McDonald generally shows soft hands, but he lacks consistency. He had more than a few drops at Rice and, as already noted, also dropped some easy balls at the Senior Bowl and at his pro day. The main issue appears to be a tendency to run before the ball is properly secured.
With 34 3/8”arm length and 10 1/8” hands, he has demonstrated the ability to adjust and make tough catches.
Run after the Catch
McDonald shows good patience and quickness after the catch. He has shown fine playmaking ability in clutch situations, such as when he caught a three-yard pass on a 4th and four in the final few minutes of the Kansas game, stopped to allow a defender to run past him, and then sprinted another 10 yards for a big 1st down that helped the Owls to victory.
Having lined up primarily in the slot or in the backfield during his college career, McDonald needs work on his in-line blocking. He possesses the required strength and aggression (finishing his blocks through the whistle), but not yet the technique. He has stated that he played at 265lb last season, and his bench press figures confirm that he certainly has the size and power to potentially be a fine blocker.
McDonald is a likely third round choice, but could possibly sneak into the second round if a team like Atlanta were to envisage him as the eventual replacement for Tony Gonzalez.
The Eagles were reportedly impressed by McDonald’s Senior Bowl performance, However, having just signed James Casey in free agency, it is unlikely that they would be looking for a similar kind of player.
The Raiders have just lost Brandon Myers in free agency and will also be looking for someone who can supply at least some of the 79 catches he made last season. In addition, other teams who are certainly in the market for a tight end as a result of free agency losses are the Browns, Bucs and Redskins (assuming that Fred Davis is not re-signed).
Due to the fact that he played in C-USA, there is less video publicly available for McDonald than many other prospects. However, Draftbreakdown.com has published two game cut-up videos of McDonald’s performances:

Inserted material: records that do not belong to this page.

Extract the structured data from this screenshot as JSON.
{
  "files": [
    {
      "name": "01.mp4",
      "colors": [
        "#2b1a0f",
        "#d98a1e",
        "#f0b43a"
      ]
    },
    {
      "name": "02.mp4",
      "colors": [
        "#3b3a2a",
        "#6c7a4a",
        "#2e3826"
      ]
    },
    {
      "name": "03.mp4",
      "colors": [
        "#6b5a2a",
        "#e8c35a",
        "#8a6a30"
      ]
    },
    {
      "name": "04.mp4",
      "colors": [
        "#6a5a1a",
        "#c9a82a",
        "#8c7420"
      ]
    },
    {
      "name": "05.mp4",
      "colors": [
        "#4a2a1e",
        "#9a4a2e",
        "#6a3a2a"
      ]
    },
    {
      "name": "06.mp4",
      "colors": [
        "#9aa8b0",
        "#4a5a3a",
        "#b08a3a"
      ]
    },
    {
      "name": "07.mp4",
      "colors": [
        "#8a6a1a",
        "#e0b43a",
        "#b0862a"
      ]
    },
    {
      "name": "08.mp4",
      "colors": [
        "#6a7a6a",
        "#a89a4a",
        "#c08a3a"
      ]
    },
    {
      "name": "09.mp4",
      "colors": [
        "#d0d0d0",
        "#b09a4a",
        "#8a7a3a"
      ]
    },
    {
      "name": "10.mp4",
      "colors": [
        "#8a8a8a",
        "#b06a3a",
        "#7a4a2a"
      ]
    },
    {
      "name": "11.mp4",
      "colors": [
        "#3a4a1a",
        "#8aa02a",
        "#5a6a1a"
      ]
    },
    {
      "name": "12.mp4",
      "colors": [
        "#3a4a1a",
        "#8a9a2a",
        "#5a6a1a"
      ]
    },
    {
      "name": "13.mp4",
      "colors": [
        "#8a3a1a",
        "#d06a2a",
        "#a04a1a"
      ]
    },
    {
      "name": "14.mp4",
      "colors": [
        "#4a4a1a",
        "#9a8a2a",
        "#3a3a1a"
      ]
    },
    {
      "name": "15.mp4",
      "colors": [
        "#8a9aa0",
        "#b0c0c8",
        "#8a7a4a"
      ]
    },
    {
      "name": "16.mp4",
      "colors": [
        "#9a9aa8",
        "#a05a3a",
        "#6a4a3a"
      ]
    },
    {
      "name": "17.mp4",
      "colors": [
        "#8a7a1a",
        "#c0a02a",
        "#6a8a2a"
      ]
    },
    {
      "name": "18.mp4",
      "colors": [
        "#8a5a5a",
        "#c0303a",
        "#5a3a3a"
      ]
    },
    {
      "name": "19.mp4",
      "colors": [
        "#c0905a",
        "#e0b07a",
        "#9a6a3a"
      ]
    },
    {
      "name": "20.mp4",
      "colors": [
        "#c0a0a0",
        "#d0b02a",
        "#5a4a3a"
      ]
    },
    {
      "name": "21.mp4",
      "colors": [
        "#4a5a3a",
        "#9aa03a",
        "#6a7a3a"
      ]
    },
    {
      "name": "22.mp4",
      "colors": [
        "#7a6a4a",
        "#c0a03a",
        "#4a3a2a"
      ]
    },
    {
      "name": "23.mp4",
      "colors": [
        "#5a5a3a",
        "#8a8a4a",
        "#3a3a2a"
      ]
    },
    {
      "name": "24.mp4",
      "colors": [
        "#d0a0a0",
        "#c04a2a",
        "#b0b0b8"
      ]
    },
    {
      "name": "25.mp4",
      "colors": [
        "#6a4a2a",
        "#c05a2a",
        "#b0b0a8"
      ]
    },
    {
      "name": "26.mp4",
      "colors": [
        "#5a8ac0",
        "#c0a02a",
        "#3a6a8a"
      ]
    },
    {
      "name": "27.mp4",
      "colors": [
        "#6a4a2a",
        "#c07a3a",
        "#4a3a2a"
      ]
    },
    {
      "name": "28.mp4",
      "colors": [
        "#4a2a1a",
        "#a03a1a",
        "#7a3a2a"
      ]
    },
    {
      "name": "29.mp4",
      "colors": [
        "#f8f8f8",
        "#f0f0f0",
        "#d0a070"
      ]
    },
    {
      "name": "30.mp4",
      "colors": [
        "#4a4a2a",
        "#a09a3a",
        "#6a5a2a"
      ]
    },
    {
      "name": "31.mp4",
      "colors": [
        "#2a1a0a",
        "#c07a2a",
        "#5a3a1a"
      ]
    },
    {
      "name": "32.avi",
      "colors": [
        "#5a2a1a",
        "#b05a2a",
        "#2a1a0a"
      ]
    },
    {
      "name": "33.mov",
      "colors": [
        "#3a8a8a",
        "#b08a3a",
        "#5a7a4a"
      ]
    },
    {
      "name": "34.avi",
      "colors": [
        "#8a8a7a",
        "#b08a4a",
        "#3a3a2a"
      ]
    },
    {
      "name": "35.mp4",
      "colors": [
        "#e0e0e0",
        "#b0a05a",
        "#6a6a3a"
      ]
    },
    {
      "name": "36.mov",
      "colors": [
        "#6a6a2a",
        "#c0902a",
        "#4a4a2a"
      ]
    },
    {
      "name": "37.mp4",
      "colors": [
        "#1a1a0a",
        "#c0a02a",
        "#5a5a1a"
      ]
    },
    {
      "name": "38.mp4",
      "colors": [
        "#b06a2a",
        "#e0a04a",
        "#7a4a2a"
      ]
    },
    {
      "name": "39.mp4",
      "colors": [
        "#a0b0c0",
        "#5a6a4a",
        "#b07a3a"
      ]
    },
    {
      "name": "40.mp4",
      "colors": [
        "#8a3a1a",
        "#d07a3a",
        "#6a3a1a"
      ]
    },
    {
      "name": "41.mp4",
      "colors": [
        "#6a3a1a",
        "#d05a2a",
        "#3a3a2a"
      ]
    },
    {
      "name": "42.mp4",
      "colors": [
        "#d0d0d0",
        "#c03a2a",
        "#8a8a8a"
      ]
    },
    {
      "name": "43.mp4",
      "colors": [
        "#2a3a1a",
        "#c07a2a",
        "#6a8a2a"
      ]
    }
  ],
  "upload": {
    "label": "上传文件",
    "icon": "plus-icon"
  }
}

LA Tech (2012)
Texas, Baylor & Houston (2011)
Senior Bowl highlights:
Other scouting reports in this tight end series:
All comments/feedback welcome via Twitter @PFCAndrewK